After the war, he returned to Cambridge to complete his studies and later carried out fieldwork in Ghana. Goody began producing pioneering comparative studies of the cultures, societies and economic development of Europe, Africa and Asia. In what is perhaps his most famous book, The Domestication of the Savage Mind (1977), Goody challenges the division between so-called “primitive” and “advanced” societies.
He was especially interested in challenging notions of Europe’s supremacy and uniqueness which he saw was related to the growth of imperialism and colonialism.
Jack Goody’s work shares some affinities with that of Victor Kiernan, Edward Said and Martin Bernal in uncovering the influences of the East on the West and vice versa.
His historical critique of “Eurocentrism” can be found in books such as The East in the West (1996) and The Theft of History (2007).
In Renaissances (2010), Goody takes a new look at the concept of the European Renaissance and argues that it was only one of many similar “renaissances” that can be found in the histories of China, India, Judaism and Islam over the course of many centuries.
In this volume, Goody dismisses traditional histories of European medicine which trace its foundations to Greece and Rome to the exclusion of the Arab, Jewish and Asian contributions; this is a “notion that displayed some of the features of what it is not entirely wrong to describe as racist thinking,” he says.
In all his books Goody is concerned with “big picture” issues in historical perspective such as inequality, which is what makes his work so deeply stimulating and readable.
While his approach was clearly influenced by Marx, Goody did not describe himself as a “Marxist” – as far as I am aware – but he did say that he was “not a non-Marxist”.
He remained strongly associated with the left, writing occasional articles for New Left Review and sitting on the editorial board of Past and Present journal. Jack Goody also gave a talk to the SHS at Marx House.
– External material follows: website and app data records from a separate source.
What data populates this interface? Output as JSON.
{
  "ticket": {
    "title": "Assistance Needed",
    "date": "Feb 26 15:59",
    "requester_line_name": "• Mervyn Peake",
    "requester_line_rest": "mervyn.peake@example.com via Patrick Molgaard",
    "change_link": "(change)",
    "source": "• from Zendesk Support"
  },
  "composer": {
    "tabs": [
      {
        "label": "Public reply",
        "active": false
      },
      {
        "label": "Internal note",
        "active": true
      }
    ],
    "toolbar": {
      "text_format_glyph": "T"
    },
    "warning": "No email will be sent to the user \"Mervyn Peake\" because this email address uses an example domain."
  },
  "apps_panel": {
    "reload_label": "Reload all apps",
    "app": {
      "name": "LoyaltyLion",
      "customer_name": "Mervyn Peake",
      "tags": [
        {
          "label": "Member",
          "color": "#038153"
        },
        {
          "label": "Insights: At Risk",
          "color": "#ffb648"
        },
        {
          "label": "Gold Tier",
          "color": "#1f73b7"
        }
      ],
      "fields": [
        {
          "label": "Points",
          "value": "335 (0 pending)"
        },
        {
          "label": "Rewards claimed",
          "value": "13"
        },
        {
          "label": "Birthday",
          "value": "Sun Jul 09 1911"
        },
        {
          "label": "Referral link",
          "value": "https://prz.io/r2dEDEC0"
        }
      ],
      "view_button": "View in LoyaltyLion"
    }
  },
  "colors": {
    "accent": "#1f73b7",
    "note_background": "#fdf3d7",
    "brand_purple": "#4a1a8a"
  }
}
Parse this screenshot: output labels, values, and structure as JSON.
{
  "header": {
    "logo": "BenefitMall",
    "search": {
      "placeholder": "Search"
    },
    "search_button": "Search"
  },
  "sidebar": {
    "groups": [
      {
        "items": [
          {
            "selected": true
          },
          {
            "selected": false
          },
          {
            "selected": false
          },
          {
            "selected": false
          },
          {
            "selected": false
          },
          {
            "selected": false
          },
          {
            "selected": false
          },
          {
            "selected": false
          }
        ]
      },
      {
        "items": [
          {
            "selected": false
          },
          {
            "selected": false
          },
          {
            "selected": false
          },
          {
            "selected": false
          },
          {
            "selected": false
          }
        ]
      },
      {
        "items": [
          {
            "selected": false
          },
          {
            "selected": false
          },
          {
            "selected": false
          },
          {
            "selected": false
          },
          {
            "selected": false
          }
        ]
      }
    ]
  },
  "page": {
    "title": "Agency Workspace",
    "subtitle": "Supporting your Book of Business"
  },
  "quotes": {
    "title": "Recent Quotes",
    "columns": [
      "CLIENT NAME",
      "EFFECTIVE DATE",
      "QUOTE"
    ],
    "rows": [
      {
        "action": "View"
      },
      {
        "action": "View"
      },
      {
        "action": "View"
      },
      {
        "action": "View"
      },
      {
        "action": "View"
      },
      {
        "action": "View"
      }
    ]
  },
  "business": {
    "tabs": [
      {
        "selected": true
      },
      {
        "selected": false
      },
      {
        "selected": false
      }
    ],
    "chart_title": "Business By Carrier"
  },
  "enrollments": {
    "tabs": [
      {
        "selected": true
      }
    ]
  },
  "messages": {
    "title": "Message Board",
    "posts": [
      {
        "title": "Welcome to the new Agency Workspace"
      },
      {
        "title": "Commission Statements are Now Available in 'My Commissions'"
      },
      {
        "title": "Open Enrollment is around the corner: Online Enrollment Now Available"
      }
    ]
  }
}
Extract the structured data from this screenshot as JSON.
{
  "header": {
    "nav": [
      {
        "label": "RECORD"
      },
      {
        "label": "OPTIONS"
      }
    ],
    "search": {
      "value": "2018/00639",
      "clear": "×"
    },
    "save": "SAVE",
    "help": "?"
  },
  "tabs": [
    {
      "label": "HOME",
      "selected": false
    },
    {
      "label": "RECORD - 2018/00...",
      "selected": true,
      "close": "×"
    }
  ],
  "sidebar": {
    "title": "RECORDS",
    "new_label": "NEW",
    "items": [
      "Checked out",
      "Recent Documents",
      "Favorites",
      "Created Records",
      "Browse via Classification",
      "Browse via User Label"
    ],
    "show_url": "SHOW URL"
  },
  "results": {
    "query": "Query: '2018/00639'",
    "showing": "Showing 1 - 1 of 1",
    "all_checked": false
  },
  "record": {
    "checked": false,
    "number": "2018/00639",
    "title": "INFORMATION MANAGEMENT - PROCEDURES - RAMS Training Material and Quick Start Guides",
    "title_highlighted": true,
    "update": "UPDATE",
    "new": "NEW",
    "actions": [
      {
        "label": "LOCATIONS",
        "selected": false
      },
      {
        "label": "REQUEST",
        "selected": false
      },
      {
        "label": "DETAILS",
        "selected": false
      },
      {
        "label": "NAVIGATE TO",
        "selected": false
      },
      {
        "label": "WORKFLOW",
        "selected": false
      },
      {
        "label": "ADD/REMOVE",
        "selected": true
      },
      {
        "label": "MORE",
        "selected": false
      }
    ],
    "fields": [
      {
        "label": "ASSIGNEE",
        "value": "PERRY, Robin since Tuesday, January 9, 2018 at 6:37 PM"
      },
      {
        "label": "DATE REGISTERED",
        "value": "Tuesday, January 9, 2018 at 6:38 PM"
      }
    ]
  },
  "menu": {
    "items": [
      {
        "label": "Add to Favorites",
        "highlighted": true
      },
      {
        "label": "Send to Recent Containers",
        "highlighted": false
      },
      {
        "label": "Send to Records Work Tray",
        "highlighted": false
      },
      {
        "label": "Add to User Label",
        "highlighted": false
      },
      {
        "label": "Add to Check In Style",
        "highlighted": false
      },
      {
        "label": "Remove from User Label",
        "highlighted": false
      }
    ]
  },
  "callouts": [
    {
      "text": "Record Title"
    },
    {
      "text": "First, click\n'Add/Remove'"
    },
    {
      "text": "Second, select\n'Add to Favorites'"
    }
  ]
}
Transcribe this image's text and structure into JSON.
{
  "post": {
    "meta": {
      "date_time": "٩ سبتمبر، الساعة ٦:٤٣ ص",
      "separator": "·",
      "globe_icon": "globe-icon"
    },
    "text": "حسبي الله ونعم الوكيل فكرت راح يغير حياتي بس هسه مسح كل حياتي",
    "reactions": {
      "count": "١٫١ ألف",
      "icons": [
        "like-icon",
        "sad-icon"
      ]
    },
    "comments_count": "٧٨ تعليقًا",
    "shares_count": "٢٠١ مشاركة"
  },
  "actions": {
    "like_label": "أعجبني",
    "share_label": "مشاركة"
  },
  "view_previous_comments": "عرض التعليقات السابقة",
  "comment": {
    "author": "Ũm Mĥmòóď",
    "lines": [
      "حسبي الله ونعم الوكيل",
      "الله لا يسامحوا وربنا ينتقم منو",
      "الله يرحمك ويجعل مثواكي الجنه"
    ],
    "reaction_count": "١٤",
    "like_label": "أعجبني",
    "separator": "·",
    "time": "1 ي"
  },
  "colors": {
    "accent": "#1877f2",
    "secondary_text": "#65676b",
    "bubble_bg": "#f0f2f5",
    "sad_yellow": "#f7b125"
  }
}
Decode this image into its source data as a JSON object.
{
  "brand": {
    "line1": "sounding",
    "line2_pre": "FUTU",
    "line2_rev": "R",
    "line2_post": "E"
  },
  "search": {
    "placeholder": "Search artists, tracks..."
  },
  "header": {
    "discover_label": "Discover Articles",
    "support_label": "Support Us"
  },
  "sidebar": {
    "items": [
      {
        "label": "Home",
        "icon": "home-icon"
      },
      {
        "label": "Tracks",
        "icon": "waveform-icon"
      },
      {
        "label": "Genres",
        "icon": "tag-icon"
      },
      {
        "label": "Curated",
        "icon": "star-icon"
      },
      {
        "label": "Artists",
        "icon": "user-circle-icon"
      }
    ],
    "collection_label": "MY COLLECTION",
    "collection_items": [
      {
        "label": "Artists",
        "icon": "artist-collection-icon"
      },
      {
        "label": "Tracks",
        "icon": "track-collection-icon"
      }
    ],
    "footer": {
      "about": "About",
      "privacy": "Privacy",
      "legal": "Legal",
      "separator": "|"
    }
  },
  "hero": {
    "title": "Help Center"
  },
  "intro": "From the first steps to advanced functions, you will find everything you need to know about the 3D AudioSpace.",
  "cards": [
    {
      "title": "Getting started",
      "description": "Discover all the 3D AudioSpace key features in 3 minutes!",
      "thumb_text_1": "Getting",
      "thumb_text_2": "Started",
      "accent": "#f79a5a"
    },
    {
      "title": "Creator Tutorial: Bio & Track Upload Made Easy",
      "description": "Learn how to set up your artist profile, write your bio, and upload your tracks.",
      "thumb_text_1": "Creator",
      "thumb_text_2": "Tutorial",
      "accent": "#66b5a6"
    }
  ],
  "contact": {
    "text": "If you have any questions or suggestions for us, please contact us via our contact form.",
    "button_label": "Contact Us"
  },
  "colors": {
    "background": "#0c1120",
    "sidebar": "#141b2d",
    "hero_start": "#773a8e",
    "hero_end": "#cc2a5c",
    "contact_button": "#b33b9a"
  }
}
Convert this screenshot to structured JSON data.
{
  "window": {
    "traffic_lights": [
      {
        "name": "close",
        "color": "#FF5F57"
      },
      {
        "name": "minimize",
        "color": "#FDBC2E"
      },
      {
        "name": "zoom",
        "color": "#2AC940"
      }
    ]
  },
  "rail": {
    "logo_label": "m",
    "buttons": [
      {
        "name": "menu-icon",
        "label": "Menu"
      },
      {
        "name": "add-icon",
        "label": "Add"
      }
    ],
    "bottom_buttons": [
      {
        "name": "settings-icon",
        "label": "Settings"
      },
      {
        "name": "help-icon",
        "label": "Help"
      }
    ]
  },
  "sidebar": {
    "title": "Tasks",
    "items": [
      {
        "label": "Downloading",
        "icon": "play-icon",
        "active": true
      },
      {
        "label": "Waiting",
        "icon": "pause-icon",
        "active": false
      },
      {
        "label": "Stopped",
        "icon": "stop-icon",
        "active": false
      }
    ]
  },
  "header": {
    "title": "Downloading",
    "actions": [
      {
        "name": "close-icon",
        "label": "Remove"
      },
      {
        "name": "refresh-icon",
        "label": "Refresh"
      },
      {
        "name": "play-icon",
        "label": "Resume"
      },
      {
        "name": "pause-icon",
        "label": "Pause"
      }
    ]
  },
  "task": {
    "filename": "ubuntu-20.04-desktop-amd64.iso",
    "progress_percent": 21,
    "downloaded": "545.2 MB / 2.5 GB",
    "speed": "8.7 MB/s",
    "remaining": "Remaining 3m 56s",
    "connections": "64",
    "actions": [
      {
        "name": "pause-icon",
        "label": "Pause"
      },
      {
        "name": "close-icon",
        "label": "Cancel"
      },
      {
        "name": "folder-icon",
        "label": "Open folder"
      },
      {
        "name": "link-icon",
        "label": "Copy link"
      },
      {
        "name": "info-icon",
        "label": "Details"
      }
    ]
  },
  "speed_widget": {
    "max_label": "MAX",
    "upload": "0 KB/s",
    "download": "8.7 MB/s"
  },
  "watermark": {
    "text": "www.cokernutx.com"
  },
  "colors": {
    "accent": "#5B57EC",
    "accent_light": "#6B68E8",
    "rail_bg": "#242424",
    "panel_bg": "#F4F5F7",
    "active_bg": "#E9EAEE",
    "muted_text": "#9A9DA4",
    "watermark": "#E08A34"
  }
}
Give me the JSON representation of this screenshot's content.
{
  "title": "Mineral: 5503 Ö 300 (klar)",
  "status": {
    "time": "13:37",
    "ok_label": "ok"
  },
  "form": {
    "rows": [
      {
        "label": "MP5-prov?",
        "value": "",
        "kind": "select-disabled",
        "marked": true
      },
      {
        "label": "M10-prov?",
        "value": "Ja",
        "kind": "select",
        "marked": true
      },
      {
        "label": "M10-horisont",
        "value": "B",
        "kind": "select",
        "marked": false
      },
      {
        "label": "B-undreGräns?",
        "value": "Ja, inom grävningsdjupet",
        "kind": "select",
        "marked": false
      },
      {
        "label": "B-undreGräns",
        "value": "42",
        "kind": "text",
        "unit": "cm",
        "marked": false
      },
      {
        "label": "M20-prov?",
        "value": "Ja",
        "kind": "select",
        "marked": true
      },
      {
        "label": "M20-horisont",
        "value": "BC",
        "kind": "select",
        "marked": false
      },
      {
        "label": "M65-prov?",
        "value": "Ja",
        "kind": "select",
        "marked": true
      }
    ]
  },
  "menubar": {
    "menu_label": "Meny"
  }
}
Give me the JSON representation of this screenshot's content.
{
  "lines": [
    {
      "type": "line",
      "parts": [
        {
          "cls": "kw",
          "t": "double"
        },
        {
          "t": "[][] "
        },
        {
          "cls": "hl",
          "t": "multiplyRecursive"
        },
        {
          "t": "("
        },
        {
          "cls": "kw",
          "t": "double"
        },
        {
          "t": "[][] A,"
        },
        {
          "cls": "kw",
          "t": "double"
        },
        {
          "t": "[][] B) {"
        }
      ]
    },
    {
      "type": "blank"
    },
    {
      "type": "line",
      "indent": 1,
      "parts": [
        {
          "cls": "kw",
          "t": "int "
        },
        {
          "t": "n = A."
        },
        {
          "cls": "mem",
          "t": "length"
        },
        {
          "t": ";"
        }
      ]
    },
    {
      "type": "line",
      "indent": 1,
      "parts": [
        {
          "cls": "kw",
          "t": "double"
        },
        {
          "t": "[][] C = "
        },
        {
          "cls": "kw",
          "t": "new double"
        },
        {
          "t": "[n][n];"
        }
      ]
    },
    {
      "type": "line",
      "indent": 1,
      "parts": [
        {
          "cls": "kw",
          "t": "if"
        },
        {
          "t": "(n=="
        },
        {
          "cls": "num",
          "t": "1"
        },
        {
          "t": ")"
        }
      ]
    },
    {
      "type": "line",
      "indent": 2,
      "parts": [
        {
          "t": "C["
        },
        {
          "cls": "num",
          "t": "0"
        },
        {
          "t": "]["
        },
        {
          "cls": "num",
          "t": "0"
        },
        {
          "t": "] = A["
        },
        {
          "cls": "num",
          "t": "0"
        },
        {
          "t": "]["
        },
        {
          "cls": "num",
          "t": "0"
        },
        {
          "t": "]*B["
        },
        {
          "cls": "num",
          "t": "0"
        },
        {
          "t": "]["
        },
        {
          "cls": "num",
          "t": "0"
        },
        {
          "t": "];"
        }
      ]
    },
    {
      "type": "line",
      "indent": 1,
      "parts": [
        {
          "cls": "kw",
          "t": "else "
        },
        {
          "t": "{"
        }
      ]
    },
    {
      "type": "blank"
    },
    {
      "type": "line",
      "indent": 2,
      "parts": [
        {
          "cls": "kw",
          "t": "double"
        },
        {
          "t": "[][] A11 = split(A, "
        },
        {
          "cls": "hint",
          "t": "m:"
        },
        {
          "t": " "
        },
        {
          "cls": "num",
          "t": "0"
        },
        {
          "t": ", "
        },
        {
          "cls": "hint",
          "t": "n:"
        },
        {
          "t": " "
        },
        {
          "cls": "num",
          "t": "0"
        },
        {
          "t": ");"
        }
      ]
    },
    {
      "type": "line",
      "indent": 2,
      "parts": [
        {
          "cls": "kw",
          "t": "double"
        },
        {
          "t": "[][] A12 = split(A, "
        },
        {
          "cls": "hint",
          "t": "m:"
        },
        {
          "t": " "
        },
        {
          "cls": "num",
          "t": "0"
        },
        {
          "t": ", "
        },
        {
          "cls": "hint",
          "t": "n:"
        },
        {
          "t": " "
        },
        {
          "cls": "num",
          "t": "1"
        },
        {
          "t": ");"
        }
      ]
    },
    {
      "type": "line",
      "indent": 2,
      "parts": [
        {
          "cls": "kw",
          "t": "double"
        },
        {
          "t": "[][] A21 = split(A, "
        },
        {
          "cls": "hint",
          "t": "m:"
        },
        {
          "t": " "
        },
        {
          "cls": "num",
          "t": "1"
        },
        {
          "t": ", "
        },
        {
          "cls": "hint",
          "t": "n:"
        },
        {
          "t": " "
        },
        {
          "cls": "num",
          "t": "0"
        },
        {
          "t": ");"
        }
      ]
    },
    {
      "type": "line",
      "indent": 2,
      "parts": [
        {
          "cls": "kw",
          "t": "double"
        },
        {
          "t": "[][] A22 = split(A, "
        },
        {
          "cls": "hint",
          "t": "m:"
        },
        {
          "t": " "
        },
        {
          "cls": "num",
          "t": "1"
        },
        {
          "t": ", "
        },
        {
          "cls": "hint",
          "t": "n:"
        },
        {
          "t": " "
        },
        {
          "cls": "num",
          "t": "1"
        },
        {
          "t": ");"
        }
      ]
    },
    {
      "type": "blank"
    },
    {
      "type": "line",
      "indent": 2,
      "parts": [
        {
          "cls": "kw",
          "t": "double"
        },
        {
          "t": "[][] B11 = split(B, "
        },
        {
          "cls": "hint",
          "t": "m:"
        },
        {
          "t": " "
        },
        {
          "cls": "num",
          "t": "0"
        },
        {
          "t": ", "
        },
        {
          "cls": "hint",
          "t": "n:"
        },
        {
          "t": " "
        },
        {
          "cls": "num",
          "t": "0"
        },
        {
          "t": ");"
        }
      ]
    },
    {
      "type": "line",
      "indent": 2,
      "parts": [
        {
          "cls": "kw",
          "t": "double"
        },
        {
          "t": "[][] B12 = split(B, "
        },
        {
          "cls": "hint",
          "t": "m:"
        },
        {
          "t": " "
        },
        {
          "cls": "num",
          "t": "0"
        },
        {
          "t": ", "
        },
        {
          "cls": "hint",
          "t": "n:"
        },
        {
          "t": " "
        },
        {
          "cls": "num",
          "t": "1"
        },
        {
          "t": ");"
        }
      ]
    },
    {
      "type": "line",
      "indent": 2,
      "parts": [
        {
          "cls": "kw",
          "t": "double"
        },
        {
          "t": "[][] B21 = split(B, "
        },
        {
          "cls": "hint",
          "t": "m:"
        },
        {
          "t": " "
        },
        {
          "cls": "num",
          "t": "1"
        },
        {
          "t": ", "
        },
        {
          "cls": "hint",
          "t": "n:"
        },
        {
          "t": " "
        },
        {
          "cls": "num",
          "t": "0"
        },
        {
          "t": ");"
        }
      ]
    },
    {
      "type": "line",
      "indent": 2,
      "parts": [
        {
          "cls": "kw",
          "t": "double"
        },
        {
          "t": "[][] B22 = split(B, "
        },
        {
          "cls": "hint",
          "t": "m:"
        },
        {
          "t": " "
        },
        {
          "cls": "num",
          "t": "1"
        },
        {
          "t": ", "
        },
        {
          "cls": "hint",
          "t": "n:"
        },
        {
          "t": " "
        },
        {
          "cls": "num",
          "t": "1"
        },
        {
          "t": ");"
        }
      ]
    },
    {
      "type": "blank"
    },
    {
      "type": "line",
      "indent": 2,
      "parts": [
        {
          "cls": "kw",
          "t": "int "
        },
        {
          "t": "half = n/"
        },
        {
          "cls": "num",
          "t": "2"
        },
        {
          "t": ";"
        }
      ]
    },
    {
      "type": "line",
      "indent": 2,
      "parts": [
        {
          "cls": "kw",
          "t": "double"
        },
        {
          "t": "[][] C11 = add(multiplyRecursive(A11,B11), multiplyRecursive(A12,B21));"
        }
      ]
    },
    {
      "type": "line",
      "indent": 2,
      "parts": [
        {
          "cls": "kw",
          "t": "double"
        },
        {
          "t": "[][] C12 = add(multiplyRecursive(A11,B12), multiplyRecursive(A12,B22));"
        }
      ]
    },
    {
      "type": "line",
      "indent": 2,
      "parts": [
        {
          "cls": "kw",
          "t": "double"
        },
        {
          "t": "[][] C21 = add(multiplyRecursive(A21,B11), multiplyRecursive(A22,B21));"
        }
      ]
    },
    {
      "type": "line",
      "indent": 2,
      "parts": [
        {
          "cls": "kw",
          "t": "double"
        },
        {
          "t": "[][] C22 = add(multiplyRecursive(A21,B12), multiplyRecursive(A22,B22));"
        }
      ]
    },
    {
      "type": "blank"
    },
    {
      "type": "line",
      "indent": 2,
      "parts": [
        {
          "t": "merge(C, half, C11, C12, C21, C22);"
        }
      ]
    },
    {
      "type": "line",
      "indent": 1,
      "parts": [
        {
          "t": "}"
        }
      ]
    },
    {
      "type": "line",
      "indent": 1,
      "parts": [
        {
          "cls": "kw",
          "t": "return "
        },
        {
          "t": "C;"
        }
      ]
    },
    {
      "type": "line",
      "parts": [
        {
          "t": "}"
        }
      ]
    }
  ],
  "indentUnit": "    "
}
An extended interview with Goody conducted by Eric Hobsbawm can be found here: